Locate every line in the records below that holds the word "Eator" and return each one.

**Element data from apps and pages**
──────────

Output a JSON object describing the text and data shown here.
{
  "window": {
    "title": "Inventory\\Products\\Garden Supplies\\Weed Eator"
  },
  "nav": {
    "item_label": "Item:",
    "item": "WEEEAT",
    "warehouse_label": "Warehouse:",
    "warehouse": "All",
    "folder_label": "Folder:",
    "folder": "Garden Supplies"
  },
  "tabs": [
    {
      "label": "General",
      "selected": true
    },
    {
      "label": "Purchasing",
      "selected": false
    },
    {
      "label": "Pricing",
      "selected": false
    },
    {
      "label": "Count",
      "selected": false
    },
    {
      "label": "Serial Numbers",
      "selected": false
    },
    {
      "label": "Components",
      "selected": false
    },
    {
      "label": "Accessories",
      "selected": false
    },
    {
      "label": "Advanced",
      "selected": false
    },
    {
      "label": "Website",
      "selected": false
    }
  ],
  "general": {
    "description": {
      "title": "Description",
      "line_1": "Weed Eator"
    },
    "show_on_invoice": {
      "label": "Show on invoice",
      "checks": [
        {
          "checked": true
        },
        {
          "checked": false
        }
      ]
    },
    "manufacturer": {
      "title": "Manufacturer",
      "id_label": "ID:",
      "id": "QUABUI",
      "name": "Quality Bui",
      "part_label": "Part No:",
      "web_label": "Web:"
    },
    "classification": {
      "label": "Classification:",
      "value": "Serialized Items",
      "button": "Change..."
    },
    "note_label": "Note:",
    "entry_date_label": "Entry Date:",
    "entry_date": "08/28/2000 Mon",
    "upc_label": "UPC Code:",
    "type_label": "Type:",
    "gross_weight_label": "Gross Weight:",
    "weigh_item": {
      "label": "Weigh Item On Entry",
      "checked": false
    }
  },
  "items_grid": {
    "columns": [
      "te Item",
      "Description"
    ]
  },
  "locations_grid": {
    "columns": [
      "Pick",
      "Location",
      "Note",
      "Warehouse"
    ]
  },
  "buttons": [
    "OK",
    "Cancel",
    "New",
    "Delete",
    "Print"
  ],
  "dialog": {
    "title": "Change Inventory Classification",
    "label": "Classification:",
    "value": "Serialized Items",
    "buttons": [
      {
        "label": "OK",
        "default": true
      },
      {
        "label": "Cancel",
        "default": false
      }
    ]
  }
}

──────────

**YOUR RESPONSE**
    "title": "Inventory\\Products\\Garden Supplies\\Weed Eator"
      "line_1": "Weed Eator"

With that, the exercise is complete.